First oxygen starvation-related mass extinction 550 million years ago

First oxygen starvation-related mass extinction 550 million years ago

Impressions of the Ediacaran fossils Dickinsonian (middle) with the smaller anchor shape Parvancorina (left) in Ediacaran member sandstone from Nilpena-Ediacara National Park in South Australia. | Credit: Virginia Tech/Scott Evans

Mass extinctions have been shown to be the force that keeps the wheel of evolution turning. Scientists have now found the cause of the first known mass extinction some 550 million years ago.

Virginia Tech geobiologists have found that the earliest known mass extinction event was caused by the declining availability of oxygen, resulting in the loss of 80% of the animals that lived during the Ediacaran period. The Ediacaran Period spanned almost 96 million years, followed by the Cryogenic Period 635 million years ago and followed by the Cambrian Period 539 million years ago.

The paper, published in Proceedings of the National Academy of Scienceexplained that although the study doesn’t point to the actual cause of the mass extinction, analysis of the data scientists have collected shows that animals that depended heavily on oxygen to survive weren’t faring well.

“Those whose body plans and behaviors indicate they were dependent on significant amounts of oxygen appear to have been hit particularly hard,” said Scott Evans, a postdoctoral fellow at Virginia Tech and the study’s lead author, in a press release.

“This suggests that the extinctions were controlled by the environment, as were all other mass extinctions in the geological record,” he added.

Imprints of the Ediacaran fossils Dickinsonia (left) and the related but rare form Andiva (right) in the sandstone of the Ediacaran member from Nilpena-Ediacara National Park in South Australia.

Impressions of the Ediacaran fossils Dickinsonian left) and related but rare form Andiva (right) in Ediacaran Member sandstone from Nilpena-Ediacara National Park in South Australia. | Credit: Virginia Tech/Scott Evans

Scientists cannot attribute the decline in oxygen levels around the world to any specific event. It could be due to a number of phenomena, including volcanic eruptions, tectonic plate movements, asteroid impacts, or a combination of these.

“What we’re seeing is that the extinct animals appear to be responding to reduced global oxygen availability,” Mr Evans said.

“Environmental changes such as global warming and oxygen deprivation may lead to massive animal extinctions and profound ecosystem disruption and restructuring,” said Shuhai Xiao, co-author of the study.

Highlighting the types of animals that existed during this period, Mr Evans said they looked “strange” and pointed out that they were so early in the evolutionary process that they “were experimenting with different ways, large ones, sometimes mobile.” to build animals, multicellular bodies.”

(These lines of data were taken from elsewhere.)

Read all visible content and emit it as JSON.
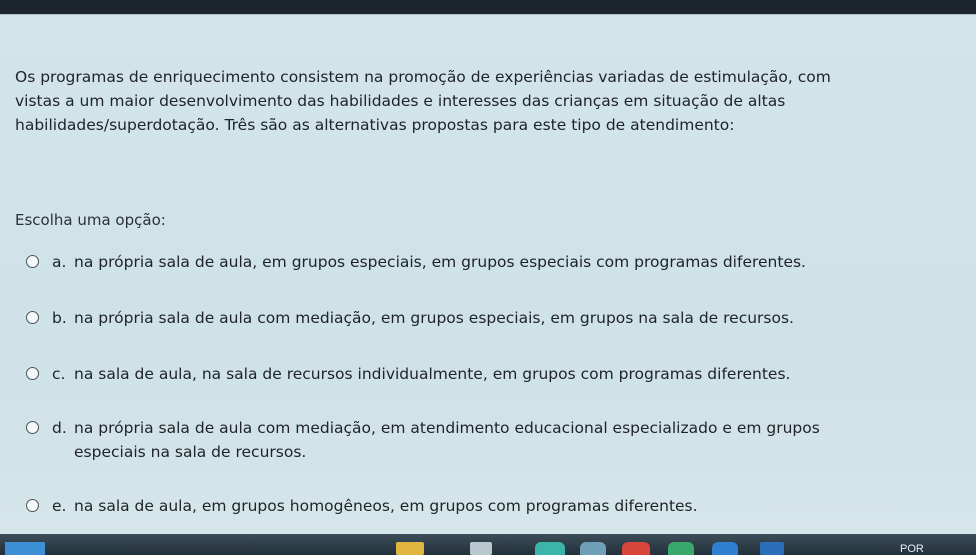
{
  "question": {
    "lines": [
      "Os programas de enriquecimento consistem na promoção de experiências variadas de estimulação, com",
      "vistas a um maior desenvolvimento das habilidades e interesses das crianças em situação de altas",
      "habilidades/superdotação. Três são as alternativas propostas para este tipo de atendimento:"
    ]
  },
  "prompt": "Escolha uma opção:",
  "options": [
    {
      "letter": "a.",
      "text": "na própria sala de aula, em grupos especiais, em grupos especiais com programas diferentes."
    },
    {
      "letter": "b.",
      "text": "na própria sala de aula com mediação, em grupos especiais, em grupos na sala de recursos."
    },
    {
      "letter": "c.",
      "text": "na sala de aula, na sala de recursos individualmente, em grupos com programas diferentes."
    },
    {
      "letter": "d.",
      "text": "na própria sala de aula com mediação, em atendimento educacional especializado e em grupos especiais na sala de recursos."
    },
    {
      "letter": "e.",
      "text": "na sala de aula, em grupos homogêneos, em grupos com programas diferentes."
    }
  ],
  "taskbar": {
    "language": "POR"
  }
}
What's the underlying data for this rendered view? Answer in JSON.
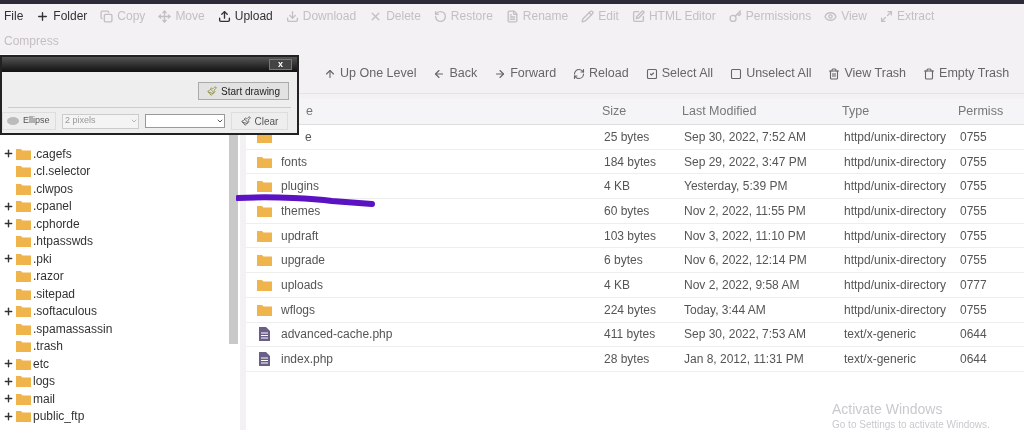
{
  "toolbar": [
    {
      "label": "File",
      "kind": "menu",
      "disabled": false
    },
    {
      "label": "Folder",
      "kind": "plus",
      "disabled": false
    },
    {
      "label": "Copy",
      "kind": "copy",
      "disabled": true
    },
    {
      "label": "Move",
      "kind": "move",
      "disabled": true
    },
    {
      "label": "Upload",
      "kind": "upload",
      "disabled": false
    },
    {
      "label": "Download",
      "kind": "download",
      "disabled": true
    },
    {
      "label": "Delete",
      "kind": "delete",
      "disabled": true
    },
    {
      "label": "Restore",
      "kind": "restore",
      "disabled": true
    },
    {
      "label": "Rename",
      "kind": "rename",
      "disabled": true
    },
    {
      "label": "Edit",
      "kind": "edit",
      "disabled": true
    },
    {
      "label": "HTML Editor",
      "kind": "html",
      "disabled": true
    },
    {
      "label": "Permissions",
      "kind": "key",
      "disabled": true
    },
    {
      "label": "View",
      "kind": "view",
      "disabled": true
    },
    {
      "label": "Extract",
      "kind": "extract",
      "disabled": true
    },
    {
      "label": "Compress",
      "kind": "menu",
      "disabled": true
    }
  ],
  "tree": [
    {
      "label": ".cagefs",
      "expandable": true
    },
    {
      "label": ".cl.selector",
      "expandable": false
    },
    {
      "label": ".clwpos",
      "expandable": false
    },
    {
      "label": ".cpanel",
      "expandable": true
    },
    {
      "label": ".cphorde",
      "expandable": true
    },
    {
      "label": ".htpasswds",
      "expandable": false
    },
    {
      "label": ".pki",
      "expandable": true
    },
    {
      "label": ".razor",
      "expandable": false
    },
    {
      "label": ".sitepad",
      "expandable": false
    },
    {
      "label": ".softaculous",
      "expandable": true
    },
    {
      "label": ".spamassassin",
      "expandable": false
    },
    {
      "label": ".trash",
      "expandable": false
    },
    {
      "label": "etc",
      "expandable": true
    },
    {
      "label": "logs",
      "expandable": true
    },
    {
      "label": "mail",
      "expandable": true
    },
    {
      "label": "public_ftp",
      "expandable": true
    }
  ],
  "nav": [
    {
      "label": "Up One Level",
      "kind": "up"
    },
    {
      "label": "Back",
      "kind": "back"
    },
    {
      "label": "Forward",
      "kind": "forward"
    },
    {
      "label": "Reload",
      "kind": "reload"
    },
    {
      "label": "Select All",
      "kind": "select"
    },
    {
      "label": "Unselect All",
      "kind": "unselect"
    },
    {
      "label": "View Trash",
      "kind": "trash"
    },
    {
      "label": "Empty Trash",
      "kind": "empty"
    }
  ],
  "table": {
    "columns": [
      "e",
      "Size",
      "Last Modified",
      "Type",
      "Permiss"
    ],
    "rows": [
      {
        "kind": "folder",
        "name": "e",
        "size": "25 bytes",
        "modified": "Sep 30, 2022, 7:52 AM",
        "type": "httpd/unix-directory",
        "perms": "0755"
      },
      {
        "kind": "folder",
        "name": "fonts",
        "size": "184 bytes",
        "modified": "Sep 29, 2022, 3:47 PM",
        "type": "httpd/unix-directory",
        "perms": "0755"
      },
      {
        "kind": "folder",
        "name": "plugins",
        "size": "4 KB",
        "modified": "Yesterday, 5:39 PM",
        "type": "httpd/unix-directory",
        "perms": "0755"
      },
      {
        "kind": "folder",
        "name": "themes",
        "size": "60 bytes",
        "modified": "Nov 2, 2022, 11:55 PM",
        "type": "httpd/unix-directory",
        "perms": "0755"
      },
      {
        "kind": "folder",
        "name": "updraft",
        "size": "103 bytes",
        "modified": "Nov 3, 2022, 11:10 PM",
        "type": "httpd/unix-directory",
        "perms": "0755"
      },
      {
        "kind": "folder",
        "name": "upgrade",
        "size": "6 bytes",
        "modified": "Nov 6, 2022, 12:14 PM",
        "type": "httpd/unix-directory",
        "perms": "0755"
      },
      {
        "kind": "folder",
        "name": "uploads",
        "size": "4 KB",
        "modified": "Nov 2, 2022, 9:58 AM",
        "type": "httpd/unix-directory",
        "perms": "0777"
      },
      {
        "kind": "folder",
        "name": "wflogs",
        "size": "224 bytes",
        "modified": "Today, 3:44 AM",
        "type": "httpd/unix-directory",
        "perms": "0755"
      },
      {
        "kind": "file",
        "name": "advanced-cache.php",
        "size": "411 bytes",
        "modified": "Sep 30, 2022, 7:53 AM",
        "type": "text/x-generic",
        "perms": "0644"
      },
      {
        "kind": "file",
        "name": "index.php",
        "size": "28 bytes",
        "modified": "Jan 8, 2012, 11:31 PM",
        "type": "text/x-generic",
        "perms": "0644"
      }
    ]
  },
  "drawing_tool": {
    "close": "x",
    "start": "Start drawing",
    "shape": "Ellipse",
    "width": "2 pixels",
    "clear": "Clear"
  },
  "activation": {
    "title": "Activate Windows",
    "hint": "Go to Settings to activate Windows."
  }
}
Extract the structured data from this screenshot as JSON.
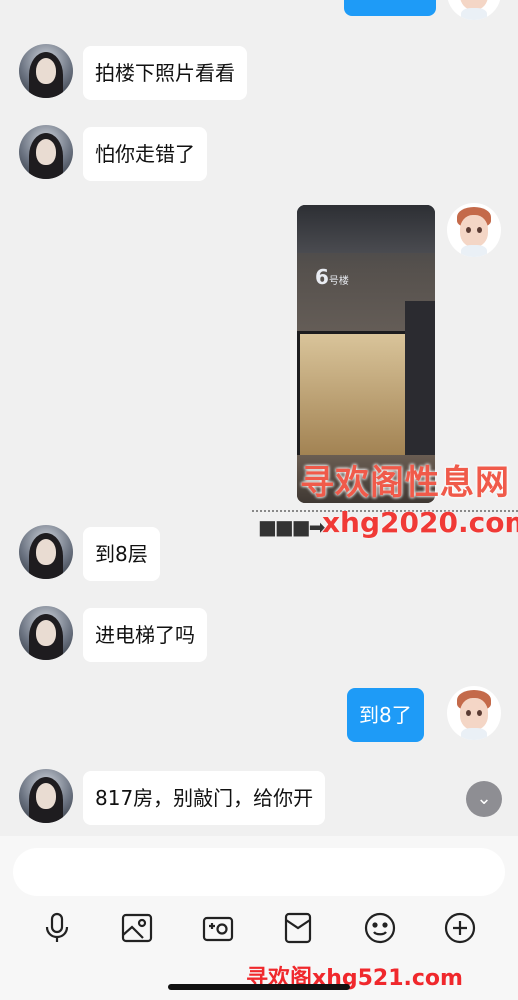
{
  "messages": [
    {
      "side": "left",
      "text": "拍楼下照片看看"
    },
    {
      "side": "left",
      "text": "怕你走错了"
    },
    {
      "side": "right",
      "text": "到8了"
    },
    {
      "side": "left",
      "text": "到8层"
    },
    {
      "side": "left",
      "text": "进电梯了吗"
    },
    {
      "side": "left",
      "text": "817房，别敲门，给你开"
    }
  ],
  "photo_sign": {
    "number": "6",
    "label": "号楼"
  },
  "watermark": {
    "site_name": "寻欢阁性息网",
    "site_url": "xhg2020.com",
    "bottom_url": "寻欢阁xhg521.com"
  },
  "toolbar_icons": [
    "microphone-icon",
    "image-icon",
    "camera-icon",
    "red-packet-icon",
    "emoji-icon",
    "plus-icon"
  ],
  "colors": {
    "right_bubble": "#1e9bf7",
    "background": "#f0f0f0"
  }
}
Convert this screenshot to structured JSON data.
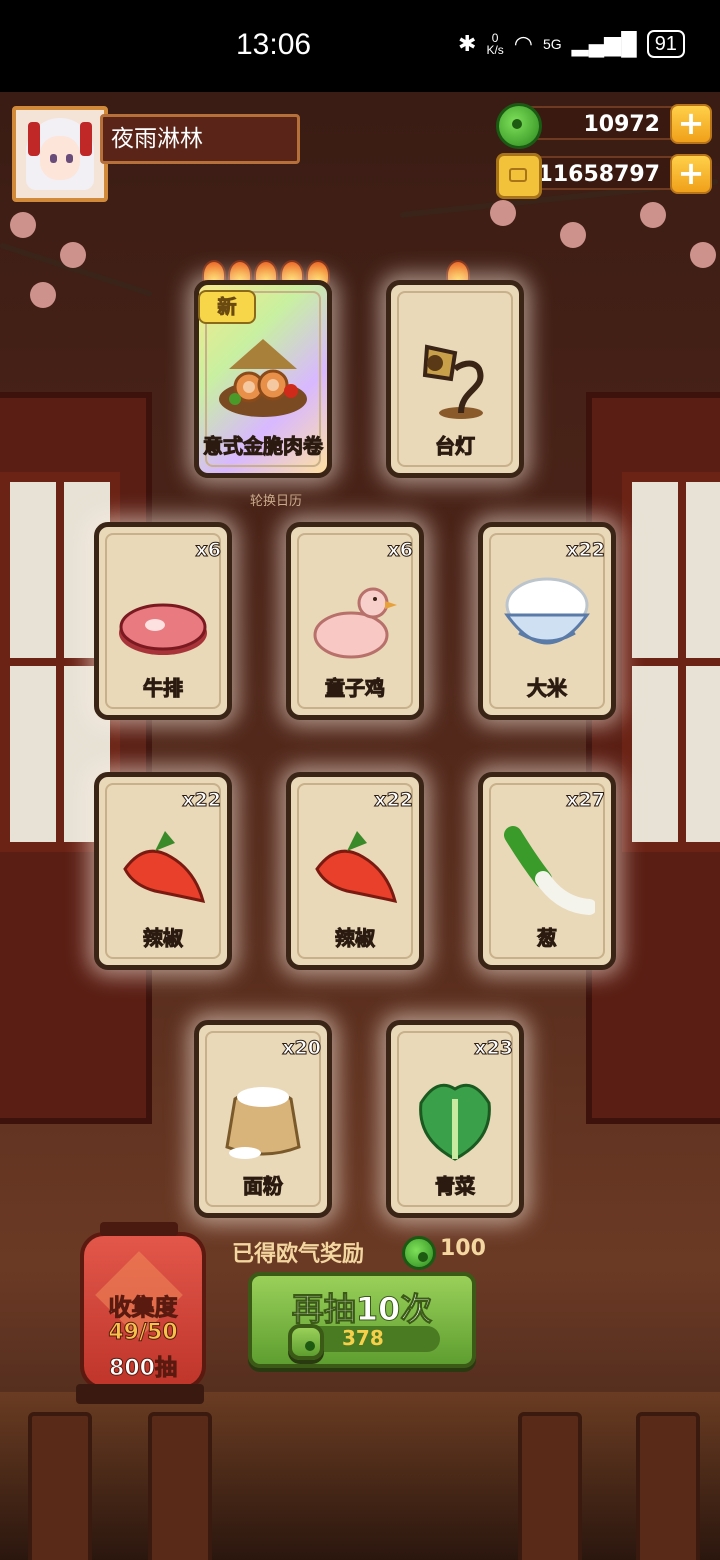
{
  "status_bar": {
    "time": "13:06",
    "net_speed_value": "0",
    "net_speed_unit": "K/s",
    "network": "5G",
    "battery": "91"
  },
  "player": {
    "name": "夜雨淋林"
  },
  "resources": {
    "jade": "10972",
    "coins": "11658797"
  },
  "featured_cards": [
    {
      "label": "意式金脆肉卷",
      "flames": 5,
      "is_new": true
    },
    {
      "label": "台灯",
      "flames": 1,
      "is_new": false
    }
  ],
  "new_badge": "新",
  "calendar_caption": "轮换日历",
  "cards": [
    {
      "label": "牛排",
      "count": "x6"
    },
    {
      "label": "童子鸡",
      "count": "x6"
    },
    {
      "label": "大米",
      "count": "x22"
    },
    {
      "label": "辣椒",
      "count": "x22"
    },
    {
      "label": "辣椒",
      "count": "x22"
    },
    {
      "label": "葱",
      "count": "x27"
    },
    {
      "label": "面粉",
      "count": "x20"
    },
    {
      "label": "青菜",
      "count": "x23"
    }
  ],
  "collection": {
    "title": "收集度",
    "progress": "49/50",
    "pulls": "800抽"
  },
  "luck_reward": {
    "label": "已得欧气奖励",
    "value": "100"
  },
  "draw_button": {
    "label": "再抽10次",
    "cost": "378"
  },
  "colors": {
    "accent_green": "#5e9e30",
    "card_bg": "#e9d9b8",
    "wood": "#5a1e14"
  }
}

“There are many ways to recreate their appearance, but the takeaway is that the fossils we find before this extinction often don’t fit well with the way we classify animals today. In essence, these extinctions may have helped pave the way for the evolution of animals as we know them,” he added.

Climate change warning

The study comes at a time when freshwater bodies are exhibiting anoxia, or reduced capacity to uptake oxygen, caused by global warming due to climate change and pollutant runoff.

“Our study shows that this new, first-ever mass extinction of animals, like all other mass extinctions in Earth’s past, was caused by major climate change — another in a long list of cautionary tales highlighting the dangers of our current climate crisis to animal life show,” Mr Evans said.

There are five major mass extinction events, the “Big Five,” that have shaped animal evolution – the Ordovician-Silurian extinction (440 million years ago), the Late Devonian (370 million years ago), the Permian and Permian extinctions in the Triassic (250 million years ago), the Triassic-Jurassic (200 million years ago) and the last Cretaceous-Paleogene (65 million years ago).

#oxygen #starvationrelated #mass #extinction #million #years

Leave a Comment

Your email address will not be published. Required fields are marked *